▶ REQUIRED WORK
The expected result is every entry, retyped character for character.

▶ RECORDS FOR THIS TASK
______________________________

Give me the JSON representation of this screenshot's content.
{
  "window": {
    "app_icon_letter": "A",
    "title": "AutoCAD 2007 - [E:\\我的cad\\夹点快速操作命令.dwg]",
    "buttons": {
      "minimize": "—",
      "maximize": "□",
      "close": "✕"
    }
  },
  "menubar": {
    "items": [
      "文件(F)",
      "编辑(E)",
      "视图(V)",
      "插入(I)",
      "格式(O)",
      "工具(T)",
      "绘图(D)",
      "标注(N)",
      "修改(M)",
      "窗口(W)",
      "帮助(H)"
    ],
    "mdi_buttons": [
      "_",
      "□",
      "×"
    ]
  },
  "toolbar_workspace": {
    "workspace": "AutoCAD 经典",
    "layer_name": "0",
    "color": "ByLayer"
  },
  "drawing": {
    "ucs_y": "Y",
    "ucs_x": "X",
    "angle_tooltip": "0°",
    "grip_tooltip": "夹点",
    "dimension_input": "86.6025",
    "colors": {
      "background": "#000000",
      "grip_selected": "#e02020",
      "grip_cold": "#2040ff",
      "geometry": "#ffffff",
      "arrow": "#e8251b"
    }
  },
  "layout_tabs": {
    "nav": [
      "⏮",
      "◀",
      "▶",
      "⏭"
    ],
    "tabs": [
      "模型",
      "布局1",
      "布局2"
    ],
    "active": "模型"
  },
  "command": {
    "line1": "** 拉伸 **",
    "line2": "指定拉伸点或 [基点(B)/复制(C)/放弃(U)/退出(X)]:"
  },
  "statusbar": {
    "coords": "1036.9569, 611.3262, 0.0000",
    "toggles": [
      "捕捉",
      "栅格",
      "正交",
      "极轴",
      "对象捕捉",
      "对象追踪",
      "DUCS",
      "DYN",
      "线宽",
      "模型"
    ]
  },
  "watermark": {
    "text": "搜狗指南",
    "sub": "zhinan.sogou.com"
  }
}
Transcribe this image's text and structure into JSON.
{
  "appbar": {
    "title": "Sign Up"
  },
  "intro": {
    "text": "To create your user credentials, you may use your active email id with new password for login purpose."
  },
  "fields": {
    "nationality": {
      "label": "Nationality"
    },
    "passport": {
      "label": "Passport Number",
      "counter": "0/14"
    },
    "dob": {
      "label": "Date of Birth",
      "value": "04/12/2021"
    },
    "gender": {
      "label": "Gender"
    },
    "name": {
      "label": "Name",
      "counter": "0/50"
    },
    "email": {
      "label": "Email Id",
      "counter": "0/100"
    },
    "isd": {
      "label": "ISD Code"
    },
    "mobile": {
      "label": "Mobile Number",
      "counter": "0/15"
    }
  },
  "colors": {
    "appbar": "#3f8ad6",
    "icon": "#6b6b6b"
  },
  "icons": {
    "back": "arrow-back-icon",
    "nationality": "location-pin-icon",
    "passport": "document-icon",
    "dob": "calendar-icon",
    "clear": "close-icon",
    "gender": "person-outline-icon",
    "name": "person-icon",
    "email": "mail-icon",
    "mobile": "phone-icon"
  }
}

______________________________

▶ OUTPUT BELOW
Give me the JSON representation of this screenshot's content.
{
  "window": {
    "app_icon_letter": "A",
    "title": "AutoCAD 2007 - [E:\\我的cad\\夹点快速操作命令.dwg]",
    "buttons": {
      "minimize": "—",
      "maximize": "□",
      "close": "✕"
    }
  },
  "menubar": {
    "items": [
      "文件(F)",
      "编辑(E)",
      "视图(V)",
      "插入(I)",
      "格式(O)",
      "工具(T)",
      "绘图(D)",
      "标注(N)",
      "修改(M)",
      "窗口(W)",
      "帮助(H)"
    ],
    "mdi_buttons": [
      "_",
      "□",
      "×"
    ]
  },
  "toolbar_workspace": {
    "workspace": "AutoCAD 经典",
    "layer_name": "0",
    "color": "ByLayer"
  },
  "drawing": {
    "ucs_y": "Y",
    "ucs_x": "X",
    "angle_tooltip": "0°",
    "grip_tooltip": "夹点",
    "dimension_input": "86.6025",
    "colors": {
      "background": "#000000",
      "grip_selected": "#e02020",
      "grip_cold": "#2040ff",
      "geometry": "#ffffff",
      "arrow": "#e8251b"
    }
  },
  "layout_tabs": {
    "nav": [
      "⏮",
      "◀",
      "▶",
      "⏭"
    ],
    "tabs": [
      "模型",
      "布局1",
      "布局2"
    ],
    "active": "模型"
  },
  "command": {
    "line1": "** 拉伸 **",
    "line2": "指定拉伸点或 [基点(B)/复制(C)/放弃(U)/退出(X)]:"
  },
  "statusbar": {
    "coords": "1036.9569, 611.3262, 0.0000",
    "toggles": [
      "捕捉",
      "栅格",
      "正交",
      "极轴",
      "对象捕捉",
      "对象追踪",
      "DUCS",
      "DYN",
      "线宽",
      "模型"
    ]
  },
  "watermark": {
    "text": "搜狗指南",
    "sub": "zhinan.sogou.com"
  }
}
Transcribe this image's text and structure into JSON.
{
  "appbar": {
    "title": "Sign Up"
  },
  "intro": {
    "text": "To create your user credentials, you may use your active email id with new password for login purpose."
  },
  "fields": {
    "nationality": {
      "label": "Nationality"
    },
    "passport": {
      "label": "Passport Number",
      "counter": "0/14"
    },
    "dob": {
      "label": "Date of Birth",
      "value": "04/12/2021"
    },
    "gender": {
      "label": "Gender"
    },
    "name": {
      "label": "Name",
      "counter": "0/50"
    },
    "email": {
      "label": "Email Id",
      "counter": "0/100"
    },
    "isd": {
      "label": "ISD Code"
    },
    "mobile": {
      "label": "Mobile Number",
      "counter": "0/15"
    }
  },
  "colors": {
    "appbar": "#3f8ad6",
    "icon": "#6b6b6b"
  },
  "icons": {
    "back": "arrow-back-icon",
    "nationality": "location-pin-icon",
    "passport": "document-icon",
    "dob": "calendar-icon",
    "clear": "close-icon",
    "gender": "person-outline-icon",
    "name": "person-icon",
    "email": "mail-icon",
    "mobile": "phone-icon"
  }
}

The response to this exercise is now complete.